Humans are fundamentally social beings. Our brains are wired to learn from other people from the time we are born, and we learn best from people we feel similar to. Interestingly, moving in unison seems to support this sense of connection. So get out and play together! Whether you’re moving in synchrony through swinging, playing music, dancing, or building a fort together, playing with others builds relationships. These relationships, in turn, help us learn: it’s how our brains are wired.
Article: Synchronized Movement: The Story Behind a Prize-Winning Video on Preschool Behavior
Kasper Ottosson Kanstrup is Vice President of Focus Geographies at The LEGO Foundation.
Kasper Ottosson Kanstrup: Learning Through Play

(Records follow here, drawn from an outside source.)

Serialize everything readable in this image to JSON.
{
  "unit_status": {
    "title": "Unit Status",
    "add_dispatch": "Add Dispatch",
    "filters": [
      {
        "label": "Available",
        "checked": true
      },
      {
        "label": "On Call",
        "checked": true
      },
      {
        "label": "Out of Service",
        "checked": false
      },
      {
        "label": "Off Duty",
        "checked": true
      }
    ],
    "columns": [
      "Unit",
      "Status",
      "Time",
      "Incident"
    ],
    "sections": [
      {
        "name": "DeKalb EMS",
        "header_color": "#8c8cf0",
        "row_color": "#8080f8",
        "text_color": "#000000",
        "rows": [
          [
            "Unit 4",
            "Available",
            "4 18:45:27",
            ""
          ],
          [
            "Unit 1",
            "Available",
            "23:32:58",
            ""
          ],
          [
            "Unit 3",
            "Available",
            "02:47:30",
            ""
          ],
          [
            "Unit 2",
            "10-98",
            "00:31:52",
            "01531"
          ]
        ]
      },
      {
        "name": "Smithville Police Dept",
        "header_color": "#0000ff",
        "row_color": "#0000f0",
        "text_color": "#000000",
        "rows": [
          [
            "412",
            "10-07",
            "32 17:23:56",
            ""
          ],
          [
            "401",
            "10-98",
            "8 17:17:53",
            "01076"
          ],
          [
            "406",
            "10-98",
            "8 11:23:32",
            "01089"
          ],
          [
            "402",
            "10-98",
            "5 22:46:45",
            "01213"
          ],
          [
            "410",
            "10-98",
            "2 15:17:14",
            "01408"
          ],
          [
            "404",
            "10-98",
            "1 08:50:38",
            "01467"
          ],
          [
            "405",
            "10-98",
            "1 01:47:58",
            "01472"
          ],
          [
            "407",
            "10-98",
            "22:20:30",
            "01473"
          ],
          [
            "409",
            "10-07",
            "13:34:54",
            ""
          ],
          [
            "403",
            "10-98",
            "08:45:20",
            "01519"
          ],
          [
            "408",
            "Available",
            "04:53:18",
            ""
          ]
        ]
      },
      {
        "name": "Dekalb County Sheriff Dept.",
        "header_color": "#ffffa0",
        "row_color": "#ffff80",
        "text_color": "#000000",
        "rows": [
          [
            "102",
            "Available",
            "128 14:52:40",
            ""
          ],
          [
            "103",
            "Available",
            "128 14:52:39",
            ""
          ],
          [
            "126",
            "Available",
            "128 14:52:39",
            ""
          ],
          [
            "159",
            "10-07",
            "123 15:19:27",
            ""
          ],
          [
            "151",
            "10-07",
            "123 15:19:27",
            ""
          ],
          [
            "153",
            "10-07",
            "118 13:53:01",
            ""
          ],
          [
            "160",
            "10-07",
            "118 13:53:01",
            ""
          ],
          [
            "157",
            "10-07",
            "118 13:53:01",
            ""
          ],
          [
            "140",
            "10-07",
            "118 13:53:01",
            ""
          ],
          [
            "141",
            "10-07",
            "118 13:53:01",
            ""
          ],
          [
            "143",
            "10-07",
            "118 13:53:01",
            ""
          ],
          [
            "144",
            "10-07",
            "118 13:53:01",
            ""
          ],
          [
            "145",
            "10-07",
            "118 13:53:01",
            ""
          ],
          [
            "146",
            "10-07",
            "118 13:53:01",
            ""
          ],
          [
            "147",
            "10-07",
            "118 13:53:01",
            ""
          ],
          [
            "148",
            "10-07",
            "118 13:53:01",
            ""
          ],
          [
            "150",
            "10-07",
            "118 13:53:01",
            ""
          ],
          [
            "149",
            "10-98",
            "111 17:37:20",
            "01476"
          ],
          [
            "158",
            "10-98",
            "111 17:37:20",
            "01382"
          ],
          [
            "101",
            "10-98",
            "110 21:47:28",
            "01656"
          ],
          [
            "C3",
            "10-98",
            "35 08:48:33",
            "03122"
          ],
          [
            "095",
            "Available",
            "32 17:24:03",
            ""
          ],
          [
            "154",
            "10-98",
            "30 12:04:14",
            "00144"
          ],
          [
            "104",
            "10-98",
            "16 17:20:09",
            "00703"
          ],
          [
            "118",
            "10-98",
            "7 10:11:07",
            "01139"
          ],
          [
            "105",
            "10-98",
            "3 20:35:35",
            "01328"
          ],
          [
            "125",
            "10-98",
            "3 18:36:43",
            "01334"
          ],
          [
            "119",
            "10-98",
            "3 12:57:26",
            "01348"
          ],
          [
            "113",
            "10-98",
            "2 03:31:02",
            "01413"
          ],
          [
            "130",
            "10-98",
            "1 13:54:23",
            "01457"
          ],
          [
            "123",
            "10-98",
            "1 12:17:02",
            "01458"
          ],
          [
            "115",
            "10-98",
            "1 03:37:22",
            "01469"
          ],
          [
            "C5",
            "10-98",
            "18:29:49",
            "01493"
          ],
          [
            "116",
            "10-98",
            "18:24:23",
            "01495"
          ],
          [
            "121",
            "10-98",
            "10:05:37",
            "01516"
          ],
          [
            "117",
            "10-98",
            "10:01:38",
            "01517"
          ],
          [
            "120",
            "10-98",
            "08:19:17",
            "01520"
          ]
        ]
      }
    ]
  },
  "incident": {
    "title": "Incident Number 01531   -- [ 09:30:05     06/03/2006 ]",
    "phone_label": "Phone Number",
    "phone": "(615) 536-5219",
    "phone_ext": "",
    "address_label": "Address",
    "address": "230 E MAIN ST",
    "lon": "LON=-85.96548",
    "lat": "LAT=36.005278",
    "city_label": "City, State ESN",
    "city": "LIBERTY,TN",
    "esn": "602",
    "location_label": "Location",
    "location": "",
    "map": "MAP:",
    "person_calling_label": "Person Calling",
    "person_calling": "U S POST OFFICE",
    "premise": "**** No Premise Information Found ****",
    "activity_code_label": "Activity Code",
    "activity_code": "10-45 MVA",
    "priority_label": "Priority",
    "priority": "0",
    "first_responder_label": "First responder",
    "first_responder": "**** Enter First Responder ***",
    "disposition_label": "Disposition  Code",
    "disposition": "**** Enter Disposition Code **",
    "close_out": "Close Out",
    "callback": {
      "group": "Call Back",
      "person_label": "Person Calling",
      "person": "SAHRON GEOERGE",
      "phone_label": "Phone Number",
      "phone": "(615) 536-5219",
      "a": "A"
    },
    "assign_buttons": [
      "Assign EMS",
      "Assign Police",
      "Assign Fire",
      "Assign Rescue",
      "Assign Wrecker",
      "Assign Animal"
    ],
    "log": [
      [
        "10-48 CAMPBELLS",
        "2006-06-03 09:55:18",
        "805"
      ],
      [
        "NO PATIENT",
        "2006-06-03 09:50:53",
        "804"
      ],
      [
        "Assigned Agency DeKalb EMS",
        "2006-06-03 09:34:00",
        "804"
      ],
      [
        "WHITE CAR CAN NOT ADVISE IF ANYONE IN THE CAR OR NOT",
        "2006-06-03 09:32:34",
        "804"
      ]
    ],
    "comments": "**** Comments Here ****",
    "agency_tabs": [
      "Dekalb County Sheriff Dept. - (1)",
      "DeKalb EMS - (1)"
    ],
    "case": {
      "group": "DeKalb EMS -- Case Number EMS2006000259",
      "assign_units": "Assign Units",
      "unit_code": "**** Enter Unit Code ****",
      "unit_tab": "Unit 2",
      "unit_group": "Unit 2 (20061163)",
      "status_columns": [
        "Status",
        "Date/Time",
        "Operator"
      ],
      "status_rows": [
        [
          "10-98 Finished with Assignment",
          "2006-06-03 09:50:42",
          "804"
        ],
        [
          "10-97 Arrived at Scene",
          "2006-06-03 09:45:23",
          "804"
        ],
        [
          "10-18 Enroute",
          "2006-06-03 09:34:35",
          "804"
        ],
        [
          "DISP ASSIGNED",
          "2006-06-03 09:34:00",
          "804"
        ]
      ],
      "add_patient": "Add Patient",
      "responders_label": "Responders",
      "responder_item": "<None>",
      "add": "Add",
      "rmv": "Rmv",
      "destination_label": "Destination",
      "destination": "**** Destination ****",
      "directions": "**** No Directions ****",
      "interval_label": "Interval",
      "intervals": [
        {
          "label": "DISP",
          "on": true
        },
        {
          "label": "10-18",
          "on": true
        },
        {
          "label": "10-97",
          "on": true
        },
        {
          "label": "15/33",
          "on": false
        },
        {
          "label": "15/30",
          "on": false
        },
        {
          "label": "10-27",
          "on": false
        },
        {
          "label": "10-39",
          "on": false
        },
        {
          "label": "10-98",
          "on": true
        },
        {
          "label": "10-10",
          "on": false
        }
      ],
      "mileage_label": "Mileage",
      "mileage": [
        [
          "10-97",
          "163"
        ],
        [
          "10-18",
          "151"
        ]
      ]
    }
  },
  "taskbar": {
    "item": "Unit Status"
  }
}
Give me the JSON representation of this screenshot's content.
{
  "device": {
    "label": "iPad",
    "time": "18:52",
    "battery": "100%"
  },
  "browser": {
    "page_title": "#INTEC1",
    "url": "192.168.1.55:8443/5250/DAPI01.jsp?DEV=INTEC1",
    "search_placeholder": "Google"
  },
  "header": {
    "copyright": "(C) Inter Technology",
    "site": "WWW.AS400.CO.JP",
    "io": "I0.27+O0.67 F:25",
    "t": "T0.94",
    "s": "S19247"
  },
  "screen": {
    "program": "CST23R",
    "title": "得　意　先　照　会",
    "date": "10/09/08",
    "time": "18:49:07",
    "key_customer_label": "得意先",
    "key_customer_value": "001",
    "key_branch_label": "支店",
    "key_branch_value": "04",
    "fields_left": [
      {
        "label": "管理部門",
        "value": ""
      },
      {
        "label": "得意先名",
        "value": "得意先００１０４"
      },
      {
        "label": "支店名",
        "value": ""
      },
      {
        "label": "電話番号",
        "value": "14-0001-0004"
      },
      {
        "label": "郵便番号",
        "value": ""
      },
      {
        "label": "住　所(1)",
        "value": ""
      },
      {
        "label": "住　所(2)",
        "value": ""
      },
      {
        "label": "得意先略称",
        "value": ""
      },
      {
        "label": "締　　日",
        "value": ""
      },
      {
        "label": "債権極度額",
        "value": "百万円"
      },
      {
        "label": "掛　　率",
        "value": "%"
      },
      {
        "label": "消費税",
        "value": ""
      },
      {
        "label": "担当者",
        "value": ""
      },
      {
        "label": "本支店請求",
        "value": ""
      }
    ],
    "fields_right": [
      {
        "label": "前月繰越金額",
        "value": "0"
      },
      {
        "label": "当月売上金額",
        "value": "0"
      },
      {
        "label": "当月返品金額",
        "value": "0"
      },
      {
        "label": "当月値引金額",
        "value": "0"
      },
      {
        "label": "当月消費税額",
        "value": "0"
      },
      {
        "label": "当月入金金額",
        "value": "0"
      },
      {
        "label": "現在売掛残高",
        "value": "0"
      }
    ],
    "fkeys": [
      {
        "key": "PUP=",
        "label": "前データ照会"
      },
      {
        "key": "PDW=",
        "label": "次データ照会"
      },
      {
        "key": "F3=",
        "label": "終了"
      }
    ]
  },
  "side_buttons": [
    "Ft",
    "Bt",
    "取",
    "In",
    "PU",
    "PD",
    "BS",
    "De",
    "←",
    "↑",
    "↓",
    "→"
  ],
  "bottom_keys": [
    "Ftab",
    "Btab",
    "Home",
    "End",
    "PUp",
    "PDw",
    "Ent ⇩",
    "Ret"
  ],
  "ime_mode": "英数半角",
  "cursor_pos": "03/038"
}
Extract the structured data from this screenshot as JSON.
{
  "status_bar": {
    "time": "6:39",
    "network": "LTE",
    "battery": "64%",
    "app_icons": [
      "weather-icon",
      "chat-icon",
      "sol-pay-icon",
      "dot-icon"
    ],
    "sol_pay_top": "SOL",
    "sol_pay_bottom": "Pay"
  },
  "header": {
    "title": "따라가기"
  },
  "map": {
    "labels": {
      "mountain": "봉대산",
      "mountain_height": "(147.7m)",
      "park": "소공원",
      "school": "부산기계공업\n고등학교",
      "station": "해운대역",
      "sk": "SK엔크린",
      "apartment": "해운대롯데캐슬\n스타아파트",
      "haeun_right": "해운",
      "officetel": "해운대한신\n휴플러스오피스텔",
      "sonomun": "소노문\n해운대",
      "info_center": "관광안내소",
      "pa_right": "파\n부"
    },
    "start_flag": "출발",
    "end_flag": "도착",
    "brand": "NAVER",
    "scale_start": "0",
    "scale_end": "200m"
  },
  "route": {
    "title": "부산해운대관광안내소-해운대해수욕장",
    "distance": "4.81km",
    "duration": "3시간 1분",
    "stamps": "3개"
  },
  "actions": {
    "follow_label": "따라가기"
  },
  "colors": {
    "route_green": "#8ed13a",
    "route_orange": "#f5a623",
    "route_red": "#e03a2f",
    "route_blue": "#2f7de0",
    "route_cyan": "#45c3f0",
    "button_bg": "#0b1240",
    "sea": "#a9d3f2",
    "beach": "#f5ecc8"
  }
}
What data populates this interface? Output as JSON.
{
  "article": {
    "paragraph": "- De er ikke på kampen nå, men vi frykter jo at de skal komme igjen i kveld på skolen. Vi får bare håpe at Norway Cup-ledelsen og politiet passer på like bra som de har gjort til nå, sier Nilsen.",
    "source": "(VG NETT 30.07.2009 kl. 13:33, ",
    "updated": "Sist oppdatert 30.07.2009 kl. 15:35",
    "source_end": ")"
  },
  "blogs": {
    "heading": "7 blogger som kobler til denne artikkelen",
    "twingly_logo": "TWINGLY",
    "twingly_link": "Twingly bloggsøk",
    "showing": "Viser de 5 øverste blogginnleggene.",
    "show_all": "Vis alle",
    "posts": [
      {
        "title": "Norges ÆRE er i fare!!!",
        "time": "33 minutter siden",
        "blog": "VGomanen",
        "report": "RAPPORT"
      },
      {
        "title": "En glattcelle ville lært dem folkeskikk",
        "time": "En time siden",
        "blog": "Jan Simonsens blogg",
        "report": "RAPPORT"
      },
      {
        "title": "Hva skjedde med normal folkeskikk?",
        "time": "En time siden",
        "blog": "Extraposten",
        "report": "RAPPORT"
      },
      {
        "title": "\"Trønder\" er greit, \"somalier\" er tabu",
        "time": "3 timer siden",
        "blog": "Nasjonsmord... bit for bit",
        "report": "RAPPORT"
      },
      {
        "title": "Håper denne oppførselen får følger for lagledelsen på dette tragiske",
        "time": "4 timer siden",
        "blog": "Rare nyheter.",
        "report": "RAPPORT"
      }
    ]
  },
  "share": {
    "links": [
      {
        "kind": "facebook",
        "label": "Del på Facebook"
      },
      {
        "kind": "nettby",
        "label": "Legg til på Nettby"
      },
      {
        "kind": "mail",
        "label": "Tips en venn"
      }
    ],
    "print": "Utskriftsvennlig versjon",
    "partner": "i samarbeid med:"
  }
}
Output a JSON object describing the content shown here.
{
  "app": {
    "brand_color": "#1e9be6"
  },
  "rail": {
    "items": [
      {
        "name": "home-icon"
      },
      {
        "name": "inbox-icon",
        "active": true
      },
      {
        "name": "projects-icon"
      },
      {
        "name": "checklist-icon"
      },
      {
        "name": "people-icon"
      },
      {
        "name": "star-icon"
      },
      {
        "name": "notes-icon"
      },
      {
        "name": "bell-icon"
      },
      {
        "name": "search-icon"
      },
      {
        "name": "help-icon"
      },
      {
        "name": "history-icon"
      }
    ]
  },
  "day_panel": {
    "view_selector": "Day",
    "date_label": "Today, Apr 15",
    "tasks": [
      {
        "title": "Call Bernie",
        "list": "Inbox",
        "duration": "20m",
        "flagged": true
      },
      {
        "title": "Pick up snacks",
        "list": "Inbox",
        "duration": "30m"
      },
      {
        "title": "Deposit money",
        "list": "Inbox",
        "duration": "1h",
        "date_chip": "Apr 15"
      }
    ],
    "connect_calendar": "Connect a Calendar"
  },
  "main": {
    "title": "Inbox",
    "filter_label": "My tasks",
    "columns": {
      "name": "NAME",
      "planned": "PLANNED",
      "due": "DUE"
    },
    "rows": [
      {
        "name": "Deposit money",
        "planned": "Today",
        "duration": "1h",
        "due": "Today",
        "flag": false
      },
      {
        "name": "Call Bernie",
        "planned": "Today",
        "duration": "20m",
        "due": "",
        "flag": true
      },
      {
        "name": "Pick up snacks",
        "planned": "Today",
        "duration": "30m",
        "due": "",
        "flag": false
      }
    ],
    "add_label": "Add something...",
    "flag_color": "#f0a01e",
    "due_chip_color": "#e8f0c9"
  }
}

In this reality that demands the physical closure of schools, distance learning is the safest and most feasible solution to help children continue learning away from the classroom. The LEGO Foundation believes that distance learning is much more than packaging learning content for remote delivery. The more playful, engaging and creative distance learning can be made, the more effective for students.
Learning through play has long established benefits of empowering children to be creative, engaged and lifelong learners, as it helps foster their social, emotional, cognitive and critical thinking skills. To create a playful and creative distance learning environment, parents and educators can vary the amount of guidance, structure, choice and self-direction within children’s playful interactions, in order to meet their needs and develop their skills and confidence.
While free-play can enable children to better connect with their teachers, parents and peers around them; guided-play can help children understand how to make their own choices; and more structured, direct-play is a good approach to introduce subjects, ideas and activities that are new to learners. By incorporating a wider spectrum of play facilitation, we are helping to ensure that children continue to sharpen their learning skills even outside the classroom. Thus, as we begin to encourage more playful and actively engaging pedagogies in distance learning, students will, in turn, be able to take greater agency over their own learning.
Richard Louv is a journalist and author of 10 books, including “Our Wild Calling,” and “Last Child in the Woods.” He is co-founder and Chairman Emeritus of the Child & Nature Network. He was awarded the Audubon Medal in 2008.
Richard Louv: Play as a Form of Enchantment
Play is a form of enchantment, bringing us out of ourselves and offering a deeper understanding of another creature, an expanded experience, and, when we reenter ourselves, maybe even greater wisdom. Our inner child (as some people used to say) does not go gently into assisted care. No matter how old we are or how sour life may taste, we still need someone to play with. And we need to play well with the others. Studies of play spaces for children emphasize this. Researchers have compared play on concrete playgrounds and natural play areas. Children playing in the natural environments are more likely to invent their own games, and more likely to invite other children of different races, cultures genders.
When I was researching “Our Wild Calling,” I became curious about the role of play in the bond between humans and other animals, and I called Stuart Brown. A psychiatrist and founder of the National Institute for Play, Brown has spent years observing animals at play. Some animals continue to play; they retain some of their juvenile qualities; other animals (and some humans) do not. Humans are “the Labrador retriever of primates,” he says. He meant that in a good way. In an increasingly stressful society, many of us need to be reminded to play more and we need to relearn how. Which may be one reason that so many people now share their homes, yards, streets and parks with Labrador retrievers.